START GIVEN DATA

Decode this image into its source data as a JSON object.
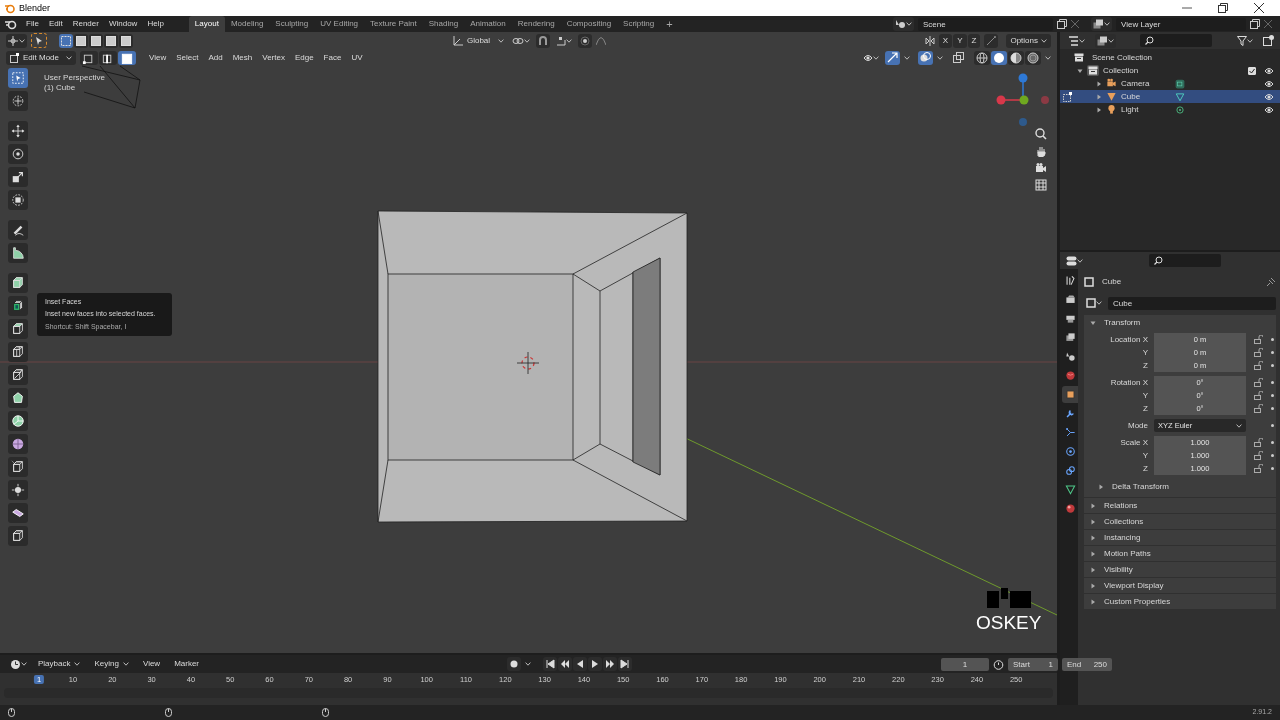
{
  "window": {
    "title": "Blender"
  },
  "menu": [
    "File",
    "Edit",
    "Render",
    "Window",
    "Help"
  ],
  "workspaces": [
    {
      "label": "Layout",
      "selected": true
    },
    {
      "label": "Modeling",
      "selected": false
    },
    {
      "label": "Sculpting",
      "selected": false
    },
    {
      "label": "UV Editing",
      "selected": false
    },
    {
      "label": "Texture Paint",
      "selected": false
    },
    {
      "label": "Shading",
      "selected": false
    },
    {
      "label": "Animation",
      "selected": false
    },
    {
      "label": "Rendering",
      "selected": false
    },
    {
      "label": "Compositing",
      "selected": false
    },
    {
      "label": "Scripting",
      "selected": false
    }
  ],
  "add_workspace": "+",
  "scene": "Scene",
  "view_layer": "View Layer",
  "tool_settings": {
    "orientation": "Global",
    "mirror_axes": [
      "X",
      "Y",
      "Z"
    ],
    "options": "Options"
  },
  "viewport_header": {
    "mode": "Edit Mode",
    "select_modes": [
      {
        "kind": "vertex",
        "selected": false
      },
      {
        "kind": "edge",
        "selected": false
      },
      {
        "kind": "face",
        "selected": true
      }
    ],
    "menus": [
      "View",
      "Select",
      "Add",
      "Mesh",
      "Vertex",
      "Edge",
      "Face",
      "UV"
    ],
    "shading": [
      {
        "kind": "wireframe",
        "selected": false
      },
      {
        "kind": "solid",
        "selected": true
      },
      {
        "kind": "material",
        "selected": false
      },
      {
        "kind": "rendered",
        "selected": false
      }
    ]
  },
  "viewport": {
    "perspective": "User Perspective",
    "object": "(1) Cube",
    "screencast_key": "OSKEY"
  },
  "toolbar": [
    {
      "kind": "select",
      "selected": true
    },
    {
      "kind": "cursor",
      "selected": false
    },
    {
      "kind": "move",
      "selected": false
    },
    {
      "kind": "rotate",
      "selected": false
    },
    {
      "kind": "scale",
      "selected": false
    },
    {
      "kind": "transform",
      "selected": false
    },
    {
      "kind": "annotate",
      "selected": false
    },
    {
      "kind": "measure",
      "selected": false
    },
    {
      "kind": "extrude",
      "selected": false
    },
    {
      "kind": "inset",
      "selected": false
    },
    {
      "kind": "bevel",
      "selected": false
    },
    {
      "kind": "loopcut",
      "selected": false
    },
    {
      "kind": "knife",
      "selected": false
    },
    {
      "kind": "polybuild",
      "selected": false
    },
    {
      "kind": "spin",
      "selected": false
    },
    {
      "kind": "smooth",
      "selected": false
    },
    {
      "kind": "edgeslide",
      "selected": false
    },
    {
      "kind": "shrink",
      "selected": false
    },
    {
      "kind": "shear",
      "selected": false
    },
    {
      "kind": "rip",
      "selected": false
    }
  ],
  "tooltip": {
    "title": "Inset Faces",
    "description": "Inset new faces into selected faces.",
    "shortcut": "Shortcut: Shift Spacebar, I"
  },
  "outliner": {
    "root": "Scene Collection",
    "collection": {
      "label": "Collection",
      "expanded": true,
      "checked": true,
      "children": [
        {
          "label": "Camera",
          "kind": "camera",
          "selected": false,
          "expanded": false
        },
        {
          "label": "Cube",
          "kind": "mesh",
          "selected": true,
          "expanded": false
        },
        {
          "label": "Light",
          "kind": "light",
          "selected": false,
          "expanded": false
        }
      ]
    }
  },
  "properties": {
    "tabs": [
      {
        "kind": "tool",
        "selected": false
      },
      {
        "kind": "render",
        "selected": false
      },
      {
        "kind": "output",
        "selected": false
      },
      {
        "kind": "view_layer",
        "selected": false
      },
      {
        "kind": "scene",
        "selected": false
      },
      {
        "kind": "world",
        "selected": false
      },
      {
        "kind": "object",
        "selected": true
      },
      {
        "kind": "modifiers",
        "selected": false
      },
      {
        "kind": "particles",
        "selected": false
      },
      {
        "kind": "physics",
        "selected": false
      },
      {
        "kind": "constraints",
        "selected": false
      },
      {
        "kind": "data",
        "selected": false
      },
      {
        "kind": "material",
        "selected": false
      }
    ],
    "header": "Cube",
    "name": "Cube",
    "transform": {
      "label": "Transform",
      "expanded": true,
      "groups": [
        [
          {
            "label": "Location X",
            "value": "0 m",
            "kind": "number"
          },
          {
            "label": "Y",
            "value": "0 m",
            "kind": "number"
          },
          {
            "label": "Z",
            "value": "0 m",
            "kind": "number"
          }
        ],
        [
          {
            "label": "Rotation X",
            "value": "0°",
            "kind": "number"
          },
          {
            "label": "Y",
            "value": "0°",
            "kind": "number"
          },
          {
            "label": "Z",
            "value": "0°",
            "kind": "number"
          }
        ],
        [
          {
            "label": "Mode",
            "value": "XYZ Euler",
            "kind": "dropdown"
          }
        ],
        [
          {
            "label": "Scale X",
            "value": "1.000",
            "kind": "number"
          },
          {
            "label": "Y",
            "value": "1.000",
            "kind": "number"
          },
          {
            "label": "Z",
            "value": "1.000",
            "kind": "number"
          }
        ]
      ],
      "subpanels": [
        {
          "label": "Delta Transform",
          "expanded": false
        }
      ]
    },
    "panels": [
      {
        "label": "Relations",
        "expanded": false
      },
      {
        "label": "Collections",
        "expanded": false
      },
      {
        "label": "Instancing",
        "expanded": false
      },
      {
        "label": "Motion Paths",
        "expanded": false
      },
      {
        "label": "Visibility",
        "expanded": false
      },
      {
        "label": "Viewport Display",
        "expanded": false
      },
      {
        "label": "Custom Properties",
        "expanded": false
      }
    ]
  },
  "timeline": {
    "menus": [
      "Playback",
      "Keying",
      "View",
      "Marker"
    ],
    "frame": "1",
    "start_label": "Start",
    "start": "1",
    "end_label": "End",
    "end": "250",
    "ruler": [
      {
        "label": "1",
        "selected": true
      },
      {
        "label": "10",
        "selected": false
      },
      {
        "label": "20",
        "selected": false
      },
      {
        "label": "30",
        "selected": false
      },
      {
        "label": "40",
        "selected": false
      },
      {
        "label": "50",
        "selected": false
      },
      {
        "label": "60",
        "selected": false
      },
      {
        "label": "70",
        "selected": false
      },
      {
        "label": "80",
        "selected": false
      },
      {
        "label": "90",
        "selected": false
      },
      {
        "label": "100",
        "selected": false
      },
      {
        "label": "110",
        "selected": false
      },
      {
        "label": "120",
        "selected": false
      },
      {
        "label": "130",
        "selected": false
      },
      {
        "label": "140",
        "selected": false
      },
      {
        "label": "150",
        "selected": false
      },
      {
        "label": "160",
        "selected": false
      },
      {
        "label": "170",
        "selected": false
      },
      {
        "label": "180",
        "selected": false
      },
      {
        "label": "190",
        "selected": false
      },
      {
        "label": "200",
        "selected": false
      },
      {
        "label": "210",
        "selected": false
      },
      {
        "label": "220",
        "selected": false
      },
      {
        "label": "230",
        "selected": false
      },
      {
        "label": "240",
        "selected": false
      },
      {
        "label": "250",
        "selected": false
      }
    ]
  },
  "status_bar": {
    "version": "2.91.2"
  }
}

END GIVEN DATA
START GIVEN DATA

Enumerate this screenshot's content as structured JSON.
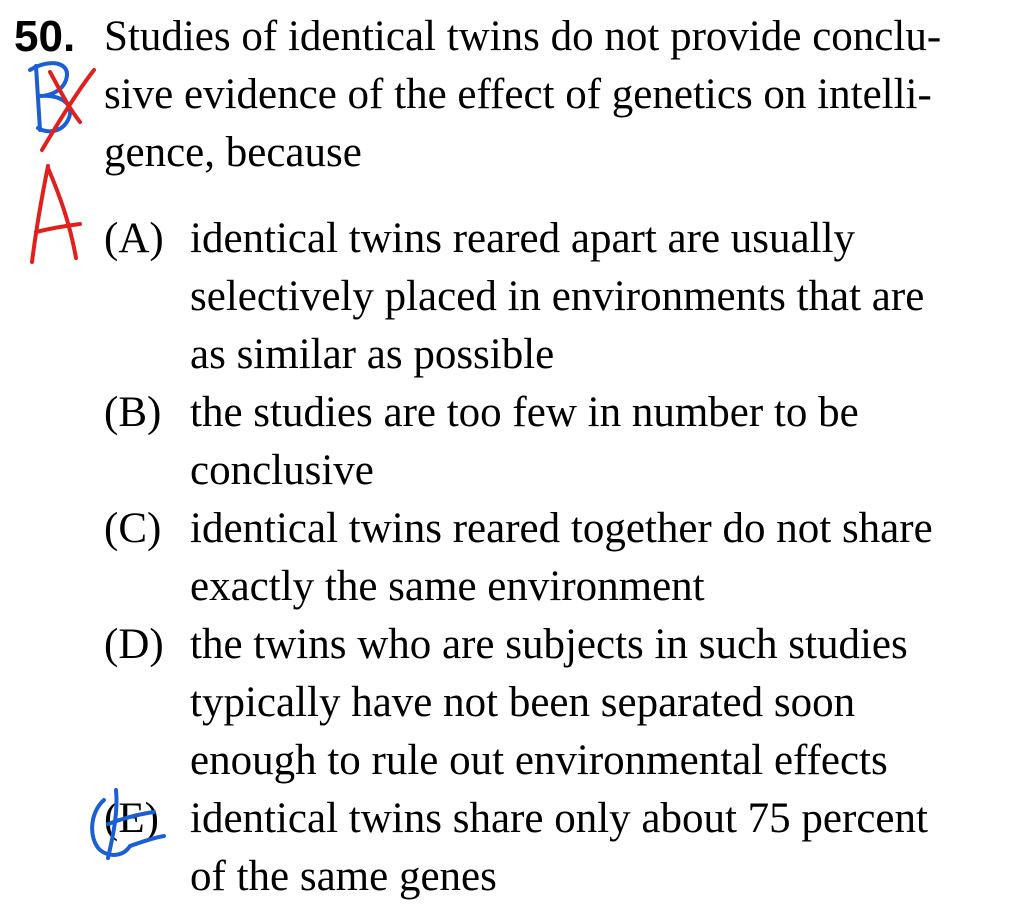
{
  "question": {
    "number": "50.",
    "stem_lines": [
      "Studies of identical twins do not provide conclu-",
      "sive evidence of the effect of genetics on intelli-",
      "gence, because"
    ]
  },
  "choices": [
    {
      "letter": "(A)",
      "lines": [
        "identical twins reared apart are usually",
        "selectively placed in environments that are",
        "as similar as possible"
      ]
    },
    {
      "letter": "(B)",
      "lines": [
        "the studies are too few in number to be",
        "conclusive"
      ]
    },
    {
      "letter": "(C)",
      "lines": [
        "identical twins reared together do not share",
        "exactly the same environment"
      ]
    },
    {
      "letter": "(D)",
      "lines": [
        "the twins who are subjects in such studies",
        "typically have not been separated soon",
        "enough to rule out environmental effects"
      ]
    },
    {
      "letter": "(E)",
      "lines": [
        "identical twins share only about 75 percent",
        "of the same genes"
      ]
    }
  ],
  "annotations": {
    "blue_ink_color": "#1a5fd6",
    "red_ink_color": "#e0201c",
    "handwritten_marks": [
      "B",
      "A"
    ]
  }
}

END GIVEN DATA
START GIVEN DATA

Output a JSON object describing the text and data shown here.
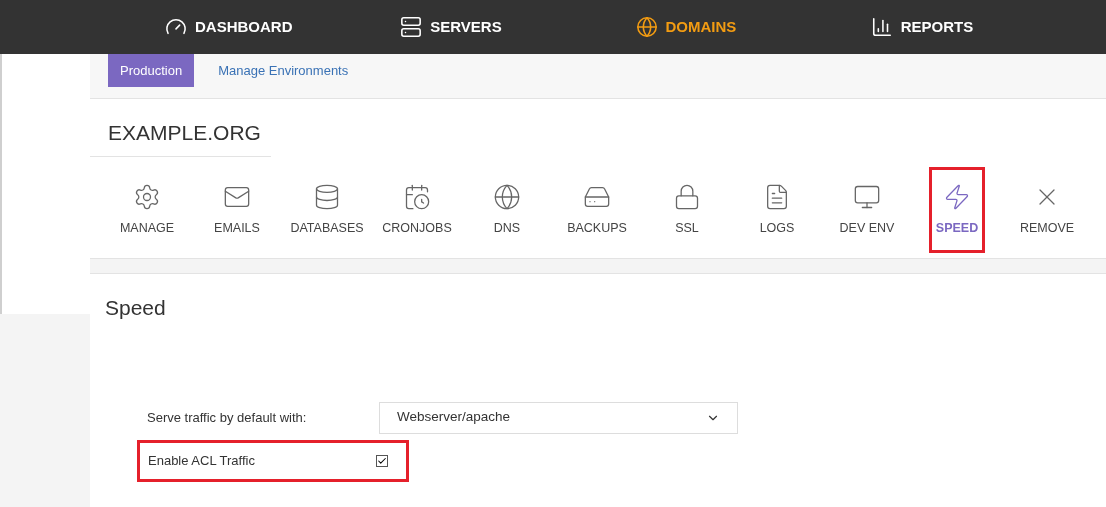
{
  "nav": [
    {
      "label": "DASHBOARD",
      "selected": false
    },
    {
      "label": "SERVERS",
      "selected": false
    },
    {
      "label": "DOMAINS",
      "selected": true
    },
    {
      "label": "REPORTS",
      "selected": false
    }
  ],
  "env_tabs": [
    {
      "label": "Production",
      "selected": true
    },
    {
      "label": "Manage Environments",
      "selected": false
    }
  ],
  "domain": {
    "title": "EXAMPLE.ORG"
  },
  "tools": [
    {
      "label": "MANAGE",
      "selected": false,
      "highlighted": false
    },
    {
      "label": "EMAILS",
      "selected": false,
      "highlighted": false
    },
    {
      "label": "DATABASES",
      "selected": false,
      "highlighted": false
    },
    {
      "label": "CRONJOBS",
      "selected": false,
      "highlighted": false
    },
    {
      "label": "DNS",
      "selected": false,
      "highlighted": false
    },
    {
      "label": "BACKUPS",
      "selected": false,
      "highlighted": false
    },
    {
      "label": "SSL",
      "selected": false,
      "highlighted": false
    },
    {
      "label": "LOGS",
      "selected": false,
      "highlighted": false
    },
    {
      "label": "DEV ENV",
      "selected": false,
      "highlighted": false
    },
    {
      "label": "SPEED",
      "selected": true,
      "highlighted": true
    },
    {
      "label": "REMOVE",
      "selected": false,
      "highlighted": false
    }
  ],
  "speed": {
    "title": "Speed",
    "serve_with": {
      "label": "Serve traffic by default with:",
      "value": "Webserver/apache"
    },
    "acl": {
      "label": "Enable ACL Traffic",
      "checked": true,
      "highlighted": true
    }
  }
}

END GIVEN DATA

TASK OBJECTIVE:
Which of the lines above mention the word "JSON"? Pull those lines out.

RESPONSE FOR THIS EXERCISE:
Decode this image into its source data as a JSON object.
Enumerate this screenshot's content as structured JSON.
Output a JSON object describing the text and data shown here.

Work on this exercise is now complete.